The future of the logging industry
Logging has been, traditionally, a largely manual industry. Logging is heavy, dangerous, and physical work that involves strength and cunning on the work crews, to ensure the right timber is harvested, from the right place, and that the crew’s safety remains uncompromised. To a degree, logging will always remain a manual task for those crews working out in the field, and in the sorting yards. Nevertheless, a logging business must adapt to always evolving business conditions, to maintain profitability, and quite frankly, to survive into the future.
The business’ survivability depends on many factors, but innovation and new technologies to help reduce the burden of that heavy, manual work, is key. The future of the logging business Worldwide economic conditions can change quite rapidly. From a period of relative prosperity in the early part of the 2000s, the financial markets took a nosedive halfway through the decade, crashing down completely by 2007-2008. Many businesses went under, some because of mismanagement, perhaps, others because they got caught in the downturn. But many businesses failed because they were not future-proof yet. Innovation should be at the top of the list, to ensure that the operation does have a future. Heavy machinery out in the field has become more sophisticated over time: Cutting machines, forwarders, cranes, etc. But this expensive machinery needs regular maintenance, to avoid breakdowns, downtime, and the inevitable financial costs that these incur.
A digital solution can help keep a tight schedule on vehicle maintenance logs, for instance, to let you know when vehicles are due for service, etc. And if implemented as part of a larger IoT plan, sensors can accurately predict when a breakdown is likely to occur, or when a piece needs replacing due to wear and tear. That data can then be fed into a central database to help you maintain a constant overview on your business. Heavy machinery in fact has become quite sophisticated over time. Prospective drivers of forwarder and harvester vehicles for instance need to undergo rigorous training that involves simulators, much like airline pilots. These training courses involve digital software solutions that are part of larger innovative plan. On-board computers and wireless technologies keep everything connected, reducing downtime and enhancing data transfer speeds. Also, Big Data is set to make a big impact on the forestry and logging world. As your operation grows and develops, so does the need to process the data gathered.
Big Data in itself prompts and aids decision-making, while enabling smart data transfer, which in turns helps improves overall yield. A digital solution will give you the necessary Big Data platform to jump safely into the future. Generally speaking, all these elements come to down to a collaborative effort between logging crews, administrative staff back at HQ, sorting personnel, drivers, etc. All these people need to stay connected in order to develop a sustainable business model that can survive amidst rapidly changing circumstances, in a worldwide economy that can go from boom to bust in a matter of weeks. The digital future is now The time for innovation is not five, or ten years’ time. By then, it might be too late.

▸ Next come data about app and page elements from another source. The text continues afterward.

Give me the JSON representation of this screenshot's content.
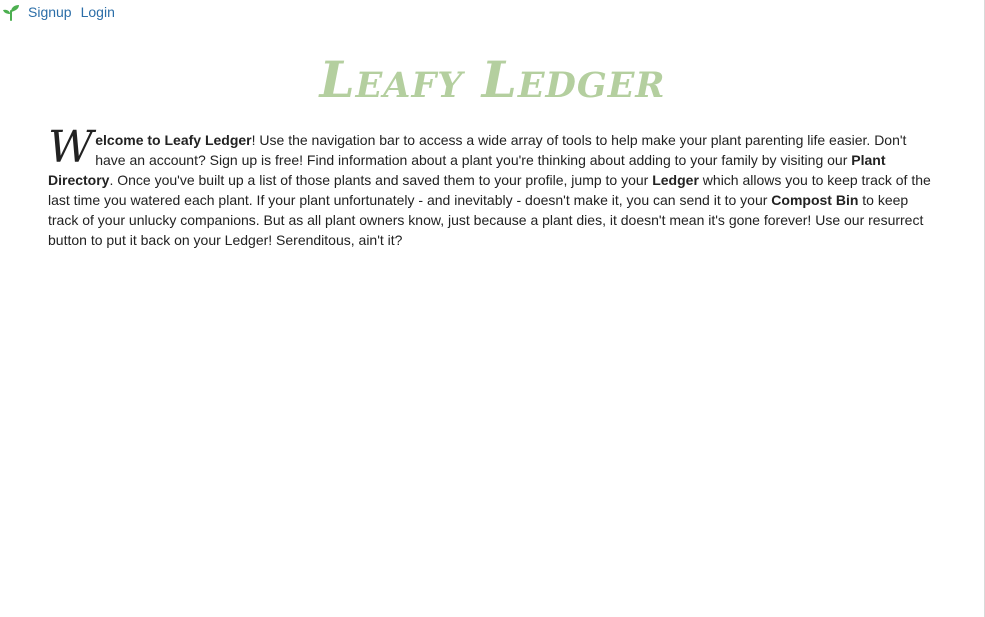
{
  "nav": {
    "logo_icon": "sprout-icon",
    "signup_label": "Signup",
    "login_label": "Login"
  },
  "title": "Leafy Ledger",
  "intro": {
    "dropcap": "W",
    "welcome_bold": "elcome to Leafy Ledger",
    "text1": "! Use the navigation bar to access a wide array of tools to help make your plant parenting life easier. Don't have an account? Sign up is free! Find information about a plant you're thinking about adding to your family by visiting our ",
    "plant_directory": "Plant Directory",
    "text2": ". Once you've built up a list of those plants and saved them to your profile, jump to your ",
    "ledger": "Ledger",
    "text3": " which allows you to keep track of the last time you watered each plant. If your plant unfortunately - and inevitably - doesn't make it, you can send it to your ",
    "compost_bin": "Compost Bin",
    "text4": " to keep track of your unlucky companions. But as all plant owners know, just because a plant dies, it doesn't mean it's gone forever! Use our resurrect button to put it back on your Ledger! Serenditous, ain't it?"
  },
  "colors": {
    "title": "#b4cf9f",
    "link": "#2b6ea8",
    "logo": "#4caf50"
  }
}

The time to innovate is now, so that your current operation expands and survives. The digital future of the logging industry is becoming a reality with every passing day, with new technologies and innovation leading the way. Big Data, IoT, drones, wireless technology, etc. All these elements foster the right environment to develop a future-proof, streamlined operation that is safe, profitable, and long-lasting. Without innovation, the business will stagnate and then go under.
The digital life of your forests starts here. We have prepared an eBook to show you how.
Read From traditional to revolutionary: roots of success with increased operational efficiency and learn how digital transformation can make all the difference: